Journal

Hydrogeology JournalSpringer Journals

Published: Dec 14, 2017

References

You’re reading a free preview. Subscribe to read the entire article.


DeepDyve is your
personal research library

It’s your single place to instantly
discover and read the research
that matters to you.

Enjoy affordable access to
over 18 million articles from more than
15,000 peer-reviewed journals.

All for just $49/month

Explore the DeepDyve Library

Search

Query the DeepDyve database, plus search all of PubMed and Google Scholar seamlessly

Organize

Save any article or search result from DeepDyve, PubMed, and Google Scholar... all in one place.

Access

Get unlimited, online access to over 18 million full-text articles from more than 15,000 scientific journals.

Your journals are on DeepDyve

Read from thousands of the leading scholarly journals from SpringerNature, Elsevier, Wiley-Blackwell, Oxford University Press and more.

All the latest content is available, no embargo periods.

See the journals in your area

DeepDyve

Freelancer

DeepDyve

Pro

Price

FREE

$49/month
$360/year

Save searches from
Google Scholar,
PubMed

Create lists to
organize your research

Export lists, citations

Read DeepDyve articles

Abstract access only
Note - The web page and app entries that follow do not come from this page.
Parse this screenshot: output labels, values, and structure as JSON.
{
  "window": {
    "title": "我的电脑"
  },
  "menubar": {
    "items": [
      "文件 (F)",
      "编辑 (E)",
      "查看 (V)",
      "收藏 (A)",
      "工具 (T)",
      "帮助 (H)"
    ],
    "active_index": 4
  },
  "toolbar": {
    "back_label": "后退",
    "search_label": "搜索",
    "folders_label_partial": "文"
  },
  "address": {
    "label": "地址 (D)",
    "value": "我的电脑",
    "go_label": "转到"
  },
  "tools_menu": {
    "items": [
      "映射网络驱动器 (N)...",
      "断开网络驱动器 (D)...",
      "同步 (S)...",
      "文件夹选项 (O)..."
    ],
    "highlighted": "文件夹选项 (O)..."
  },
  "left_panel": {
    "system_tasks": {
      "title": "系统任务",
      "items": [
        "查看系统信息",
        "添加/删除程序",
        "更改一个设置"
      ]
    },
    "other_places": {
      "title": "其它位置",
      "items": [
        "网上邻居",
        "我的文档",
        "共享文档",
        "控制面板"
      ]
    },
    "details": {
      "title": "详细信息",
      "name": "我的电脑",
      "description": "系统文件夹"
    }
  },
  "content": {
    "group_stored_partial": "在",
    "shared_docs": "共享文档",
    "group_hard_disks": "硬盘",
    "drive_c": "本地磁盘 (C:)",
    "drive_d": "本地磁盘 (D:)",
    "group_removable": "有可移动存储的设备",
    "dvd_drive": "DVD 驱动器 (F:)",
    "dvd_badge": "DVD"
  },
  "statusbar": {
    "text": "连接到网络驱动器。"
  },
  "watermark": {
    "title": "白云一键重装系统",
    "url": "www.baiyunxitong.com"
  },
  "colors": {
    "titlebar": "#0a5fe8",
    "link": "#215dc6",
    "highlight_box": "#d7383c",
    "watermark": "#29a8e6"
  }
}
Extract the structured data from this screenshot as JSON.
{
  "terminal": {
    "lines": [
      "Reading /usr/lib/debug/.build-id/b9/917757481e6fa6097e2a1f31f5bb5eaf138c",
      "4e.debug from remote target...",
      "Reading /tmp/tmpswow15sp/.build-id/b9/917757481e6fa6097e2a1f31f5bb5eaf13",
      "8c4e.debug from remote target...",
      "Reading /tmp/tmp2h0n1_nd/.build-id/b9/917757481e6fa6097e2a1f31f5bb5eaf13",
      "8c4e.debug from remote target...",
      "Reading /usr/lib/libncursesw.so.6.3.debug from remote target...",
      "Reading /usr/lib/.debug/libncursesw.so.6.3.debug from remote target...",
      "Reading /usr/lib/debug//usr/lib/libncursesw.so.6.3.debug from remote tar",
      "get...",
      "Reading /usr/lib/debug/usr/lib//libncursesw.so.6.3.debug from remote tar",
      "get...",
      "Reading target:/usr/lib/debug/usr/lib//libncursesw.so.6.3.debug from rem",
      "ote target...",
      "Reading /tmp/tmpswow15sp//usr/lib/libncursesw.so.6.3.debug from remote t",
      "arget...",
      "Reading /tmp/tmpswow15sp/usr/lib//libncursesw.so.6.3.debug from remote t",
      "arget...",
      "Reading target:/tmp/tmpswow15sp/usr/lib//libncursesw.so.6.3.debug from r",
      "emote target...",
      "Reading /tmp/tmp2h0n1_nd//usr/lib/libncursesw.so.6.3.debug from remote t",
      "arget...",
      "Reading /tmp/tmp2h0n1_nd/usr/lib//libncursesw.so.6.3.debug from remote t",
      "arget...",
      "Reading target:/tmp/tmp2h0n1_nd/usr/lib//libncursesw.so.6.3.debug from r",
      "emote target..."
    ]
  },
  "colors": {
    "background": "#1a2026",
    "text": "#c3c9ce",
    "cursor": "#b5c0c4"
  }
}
Unlimited access to over
18 million full-text articles

Print

20 pages / month

PDF Discount

20% off